**ABOUT THIS EXERCISE:**
Look for the word "kind" in the entries below, then copy every line that has it.

[Start of Attachment]

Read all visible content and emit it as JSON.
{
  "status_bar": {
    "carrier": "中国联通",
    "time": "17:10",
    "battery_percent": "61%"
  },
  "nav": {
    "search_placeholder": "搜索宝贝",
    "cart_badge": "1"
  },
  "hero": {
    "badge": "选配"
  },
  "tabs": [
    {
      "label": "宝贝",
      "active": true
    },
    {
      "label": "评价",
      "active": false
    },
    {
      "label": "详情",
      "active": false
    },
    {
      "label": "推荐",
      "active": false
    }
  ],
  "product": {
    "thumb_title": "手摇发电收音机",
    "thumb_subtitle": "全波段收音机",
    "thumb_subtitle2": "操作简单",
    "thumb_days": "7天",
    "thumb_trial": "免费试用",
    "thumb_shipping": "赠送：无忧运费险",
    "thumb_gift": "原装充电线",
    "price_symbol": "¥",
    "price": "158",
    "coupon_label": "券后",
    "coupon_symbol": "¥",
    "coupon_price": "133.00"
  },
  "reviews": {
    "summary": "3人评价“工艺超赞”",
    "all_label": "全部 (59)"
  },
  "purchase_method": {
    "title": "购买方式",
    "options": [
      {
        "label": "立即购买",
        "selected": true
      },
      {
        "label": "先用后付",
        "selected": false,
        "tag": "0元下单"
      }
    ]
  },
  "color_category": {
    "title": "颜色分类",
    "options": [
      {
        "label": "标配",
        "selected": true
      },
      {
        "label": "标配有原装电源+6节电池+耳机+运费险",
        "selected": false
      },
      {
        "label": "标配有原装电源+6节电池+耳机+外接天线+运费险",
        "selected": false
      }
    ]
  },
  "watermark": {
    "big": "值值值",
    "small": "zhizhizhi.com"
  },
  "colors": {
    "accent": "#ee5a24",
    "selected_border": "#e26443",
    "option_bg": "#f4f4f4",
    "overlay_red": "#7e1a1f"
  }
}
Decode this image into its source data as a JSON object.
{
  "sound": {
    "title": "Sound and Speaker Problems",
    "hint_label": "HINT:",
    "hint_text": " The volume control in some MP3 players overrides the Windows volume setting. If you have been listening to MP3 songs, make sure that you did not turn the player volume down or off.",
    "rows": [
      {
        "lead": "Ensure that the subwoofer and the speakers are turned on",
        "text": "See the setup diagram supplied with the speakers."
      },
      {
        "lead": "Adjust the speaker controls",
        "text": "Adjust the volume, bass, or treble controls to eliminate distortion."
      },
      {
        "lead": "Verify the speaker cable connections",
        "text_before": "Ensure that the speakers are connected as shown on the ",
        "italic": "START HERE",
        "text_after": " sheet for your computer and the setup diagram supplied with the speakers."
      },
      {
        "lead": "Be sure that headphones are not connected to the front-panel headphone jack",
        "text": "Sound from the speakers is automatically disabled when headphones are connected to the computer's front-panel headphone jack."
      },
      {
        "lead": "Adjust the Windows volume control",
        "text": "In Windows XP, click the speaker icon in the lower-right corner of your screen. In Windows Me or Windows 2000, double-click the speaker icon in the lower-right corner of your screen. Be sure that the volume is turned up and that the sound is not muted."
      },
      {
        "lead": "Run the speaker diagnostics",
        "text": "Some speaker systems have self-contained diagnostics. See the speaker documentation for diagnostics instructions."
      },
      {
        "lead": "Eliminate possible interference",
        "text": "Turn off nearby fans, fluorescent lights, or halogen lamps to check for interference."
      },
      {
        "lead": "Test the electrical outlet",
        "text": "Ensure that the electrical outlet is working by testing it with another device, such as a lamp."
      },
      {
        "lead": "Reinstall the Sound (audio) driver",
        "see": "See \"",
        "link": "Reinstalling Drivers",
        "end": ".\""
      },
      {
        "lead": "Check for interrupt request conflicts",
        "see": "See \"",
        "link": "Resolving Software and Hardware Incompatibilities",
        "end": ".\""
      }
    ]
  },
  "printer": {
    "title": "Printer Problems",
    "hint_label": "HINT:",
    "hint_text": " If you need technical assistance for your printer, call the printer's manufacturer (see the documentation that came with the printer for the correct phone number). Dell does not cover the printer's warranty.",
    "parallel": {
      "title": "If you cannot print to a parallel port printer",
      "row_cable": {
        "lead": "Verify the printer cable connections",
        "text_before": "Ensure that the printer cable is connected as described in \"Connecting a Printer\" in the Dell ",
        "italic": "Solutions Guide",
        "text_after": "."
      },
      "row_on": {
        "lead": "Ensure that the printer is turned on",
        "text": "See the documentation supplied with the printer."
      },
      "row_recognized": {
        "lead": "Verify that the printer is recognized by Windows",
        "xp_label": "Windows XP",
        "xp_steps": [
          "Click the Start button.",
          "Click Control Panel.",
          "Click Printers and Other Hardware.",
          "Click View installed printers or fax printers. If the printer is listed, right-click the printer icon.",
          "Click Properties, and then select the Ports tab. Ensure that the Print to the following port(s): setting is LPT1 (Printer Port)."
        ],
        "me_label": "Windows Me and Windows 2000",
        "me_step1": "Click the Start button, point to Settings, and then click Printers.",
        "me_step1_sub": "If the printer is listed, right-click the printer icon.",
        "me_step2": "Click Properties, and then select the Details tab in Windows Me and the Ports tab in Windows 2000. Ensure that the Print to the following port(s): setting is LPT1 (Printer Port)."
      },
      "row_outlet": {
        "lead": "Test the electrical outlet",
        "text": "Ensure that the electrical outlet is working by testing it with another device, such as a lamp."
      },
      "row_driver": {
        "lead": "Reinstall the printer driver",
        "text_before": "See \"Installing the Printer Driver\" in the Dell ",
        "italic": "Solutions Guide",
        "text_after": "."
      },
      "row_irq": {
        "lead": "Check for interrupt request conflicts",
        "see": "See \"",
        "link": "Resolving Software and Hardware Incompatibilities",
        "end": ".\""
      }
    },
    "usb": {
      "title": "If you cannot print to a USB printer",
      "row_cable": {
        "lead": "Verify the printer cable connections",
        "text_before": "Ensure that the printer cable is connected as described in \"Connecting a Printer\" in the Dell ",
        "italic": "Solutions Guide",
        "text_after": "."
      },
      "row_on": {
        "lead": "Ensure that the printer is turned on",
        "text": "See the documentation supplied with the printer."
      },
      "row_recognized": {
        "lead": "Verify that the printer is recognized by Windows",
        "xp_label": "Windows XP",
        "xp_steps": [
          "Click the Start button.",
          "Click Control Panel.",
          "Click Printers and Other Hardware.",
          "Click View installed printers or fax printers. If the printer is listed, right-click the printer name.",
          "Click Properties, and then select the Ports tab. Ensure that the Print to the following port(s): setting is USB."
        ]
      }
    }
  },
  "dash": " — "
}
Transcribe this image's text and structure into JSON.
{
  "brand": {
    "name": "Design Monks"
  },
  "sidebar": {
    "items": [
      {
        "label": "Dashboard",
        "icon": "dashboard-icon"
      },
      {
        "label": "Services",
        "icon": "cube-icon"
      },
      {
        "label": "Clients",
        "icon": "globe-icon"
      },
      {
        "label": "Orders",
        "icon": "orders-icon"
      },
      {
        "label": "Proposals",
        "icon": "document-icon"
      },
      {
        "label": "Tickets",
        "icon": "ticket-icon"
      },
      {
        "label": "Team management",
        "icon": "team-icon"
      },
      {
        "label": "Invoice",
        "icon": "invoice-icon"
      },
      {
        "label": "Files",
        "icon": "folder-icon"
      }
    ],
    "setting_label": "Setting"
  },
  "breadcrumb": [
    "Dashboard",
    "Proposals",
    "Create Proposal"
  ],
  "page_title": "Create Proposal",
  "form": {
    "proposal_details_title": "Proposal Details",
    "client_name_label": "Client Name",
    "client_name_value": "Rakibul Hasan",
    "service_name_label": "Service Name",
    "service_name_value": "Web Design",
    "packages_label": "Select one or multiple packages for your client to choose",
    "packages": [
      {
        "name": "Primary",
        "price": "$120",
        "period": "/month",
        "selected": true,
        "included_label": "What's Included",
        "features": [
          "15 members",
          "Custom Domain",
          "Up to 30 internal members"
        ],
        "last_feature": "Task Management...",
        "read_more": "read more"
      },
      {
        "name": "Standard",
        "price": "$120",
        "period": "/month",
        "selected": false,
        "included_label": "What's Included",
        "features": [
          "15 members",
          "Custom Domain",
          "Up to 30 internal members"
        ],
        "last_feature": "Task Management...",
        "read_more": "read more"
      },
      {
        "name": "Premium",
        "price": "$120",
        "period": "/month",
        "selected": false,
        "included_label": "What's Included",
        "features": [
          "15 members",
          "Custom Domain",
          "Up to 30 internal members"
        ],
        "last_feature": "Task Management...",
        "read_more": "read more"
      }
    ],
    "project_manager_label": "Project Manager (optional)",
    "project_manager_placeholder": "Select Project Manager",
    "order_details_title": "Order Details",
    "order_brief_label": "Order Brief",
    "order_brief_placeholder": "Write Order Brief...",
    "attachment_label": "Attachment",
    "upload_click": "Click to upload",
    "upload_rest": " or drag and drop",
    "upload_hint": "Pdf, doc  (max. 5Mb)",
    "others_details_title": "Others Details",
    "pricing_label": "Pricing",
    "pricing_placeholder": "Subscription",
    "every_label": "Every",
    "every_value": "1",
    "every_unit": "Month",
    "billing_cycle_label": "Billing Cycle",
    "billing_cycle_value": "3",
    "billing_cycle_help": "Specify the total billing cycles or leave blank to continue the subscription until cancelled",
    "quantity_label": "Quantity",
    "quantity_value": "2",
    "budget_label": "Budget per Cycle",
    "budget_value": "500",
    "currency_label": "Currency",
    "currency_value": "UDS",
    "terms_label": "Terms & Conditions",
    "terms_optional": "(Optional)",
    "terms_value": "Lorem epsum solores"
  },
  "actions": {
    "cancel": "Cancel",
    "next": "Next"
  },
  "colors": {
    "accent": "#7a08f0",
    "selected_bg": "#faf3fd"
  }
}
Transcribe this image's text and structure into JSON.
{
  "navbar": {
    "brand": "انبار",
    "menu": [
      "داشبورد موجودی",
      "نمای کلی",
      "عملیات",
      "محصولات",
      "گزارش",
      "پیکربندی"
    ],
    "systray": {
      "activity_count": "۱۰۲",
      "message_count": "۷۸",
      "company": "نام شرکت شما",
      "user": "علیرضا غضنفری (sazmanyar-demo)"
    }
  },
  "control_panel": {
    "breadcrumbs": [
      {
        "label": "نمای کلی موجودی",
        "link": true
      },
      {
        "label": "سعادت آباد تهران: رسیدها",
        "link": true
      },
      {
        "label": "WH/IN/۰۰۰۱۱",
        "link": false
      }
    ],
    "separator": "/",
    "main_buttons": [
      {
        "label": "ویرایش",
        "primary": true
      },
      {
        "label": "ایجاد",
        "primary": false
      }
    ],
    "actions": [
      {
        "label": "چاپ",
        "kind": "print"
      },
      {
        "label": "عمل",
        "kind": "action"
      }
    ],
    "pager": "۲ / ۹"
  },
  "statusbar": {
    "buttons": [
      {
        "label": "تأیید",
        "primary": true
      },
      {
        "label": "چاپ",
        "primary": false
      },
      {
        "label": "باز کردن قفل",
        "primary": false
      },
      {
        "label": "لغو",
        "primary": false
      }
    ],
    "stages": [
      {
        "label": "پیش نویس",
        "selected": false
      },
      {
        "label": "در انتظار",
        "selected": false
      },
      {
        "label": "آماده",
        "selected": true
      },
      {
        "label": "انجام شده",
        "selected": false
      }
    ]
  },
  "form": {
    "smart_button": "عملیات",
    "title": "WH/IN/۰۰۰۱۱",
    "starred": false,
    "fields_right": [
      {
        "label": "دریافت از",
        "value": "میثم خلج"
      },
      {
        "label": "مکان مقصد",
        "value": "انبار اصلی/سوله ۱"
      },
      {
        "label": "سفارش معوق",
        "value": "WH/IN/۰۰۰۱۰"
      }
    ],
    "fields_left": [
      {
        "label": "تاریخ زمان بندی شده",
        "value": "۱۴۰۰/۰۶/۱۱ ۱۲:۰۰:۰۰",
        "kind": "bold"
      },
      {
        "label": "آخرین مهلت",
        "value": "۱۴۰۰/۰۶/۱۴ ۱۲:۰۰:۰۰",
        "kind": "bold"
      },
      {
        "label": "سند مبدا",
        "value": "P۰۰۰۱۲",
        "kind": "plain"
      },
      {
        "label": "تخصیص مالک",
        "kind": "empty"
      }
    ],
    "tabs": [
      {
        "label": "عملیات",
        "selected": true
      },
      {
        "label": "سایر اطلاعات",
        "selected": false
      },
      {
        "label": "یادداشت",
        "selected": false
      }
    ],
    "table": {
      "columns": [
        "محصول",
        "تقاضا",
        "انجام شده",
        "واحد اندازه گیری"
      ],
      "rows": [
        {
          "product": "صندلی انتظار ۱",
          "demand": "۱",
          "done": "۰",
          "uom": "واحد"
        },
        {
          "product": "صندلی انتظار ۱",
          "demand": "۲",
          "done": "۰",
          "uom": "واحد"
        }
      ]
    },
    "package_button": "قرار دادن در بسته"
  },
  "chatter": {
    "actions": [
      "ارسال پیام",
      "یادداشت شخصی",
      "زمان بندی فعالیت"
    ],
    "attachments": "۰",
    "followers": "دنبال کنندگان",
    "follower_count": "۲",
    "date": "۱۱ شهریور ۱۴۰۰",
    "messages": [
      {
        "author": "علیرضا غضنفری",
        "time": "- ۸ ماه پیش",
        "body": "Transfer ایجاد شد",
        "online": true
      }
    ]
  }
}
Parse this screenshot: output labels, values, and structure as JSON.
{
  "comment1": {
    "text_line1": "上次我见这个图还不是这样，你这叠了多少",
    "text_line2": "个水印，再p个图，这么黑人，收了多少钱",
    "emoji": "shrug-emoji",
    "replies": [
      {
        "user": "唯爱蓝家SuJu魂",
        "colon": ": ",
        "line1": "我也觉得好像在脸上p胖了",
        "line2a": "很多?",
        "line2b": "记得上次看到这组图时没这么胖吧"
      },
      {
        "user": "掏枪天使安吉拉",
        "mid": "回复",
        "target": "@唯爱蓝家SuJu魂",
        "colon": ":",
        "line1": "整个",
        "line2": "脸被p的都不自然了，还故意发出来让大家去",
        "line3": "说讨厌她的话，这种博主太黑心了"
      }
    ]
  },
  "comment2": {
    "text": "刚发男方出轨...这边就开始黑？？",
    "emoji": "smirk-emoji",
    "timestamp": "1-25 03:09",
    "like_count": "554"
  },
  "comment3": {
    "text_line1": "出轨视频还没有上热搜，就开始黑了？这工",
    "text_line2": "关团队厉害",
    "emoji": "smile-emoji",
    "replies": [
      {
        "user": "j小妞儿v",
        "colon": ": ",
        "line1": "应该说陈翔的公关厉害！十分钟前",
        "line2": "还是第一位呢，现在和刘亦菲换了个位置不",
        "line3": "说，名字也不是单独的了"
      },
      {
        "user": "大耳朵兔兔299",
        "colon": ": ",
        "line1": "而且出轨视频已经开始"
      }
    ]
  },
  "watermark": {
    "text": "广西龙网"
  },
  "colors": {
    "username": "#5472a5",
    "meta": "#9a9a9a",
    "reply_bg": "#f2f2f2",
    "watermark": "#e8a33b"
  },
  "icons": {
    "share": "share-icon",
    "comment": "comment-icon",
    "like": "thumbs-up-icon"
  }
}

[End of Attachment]

**RESPONSE AREA:**
        "kind": "print"
        "kind": "action"
        "kind": "bold"
        "kind": "bold"
        "kind": "plain"
        "kind": "empty"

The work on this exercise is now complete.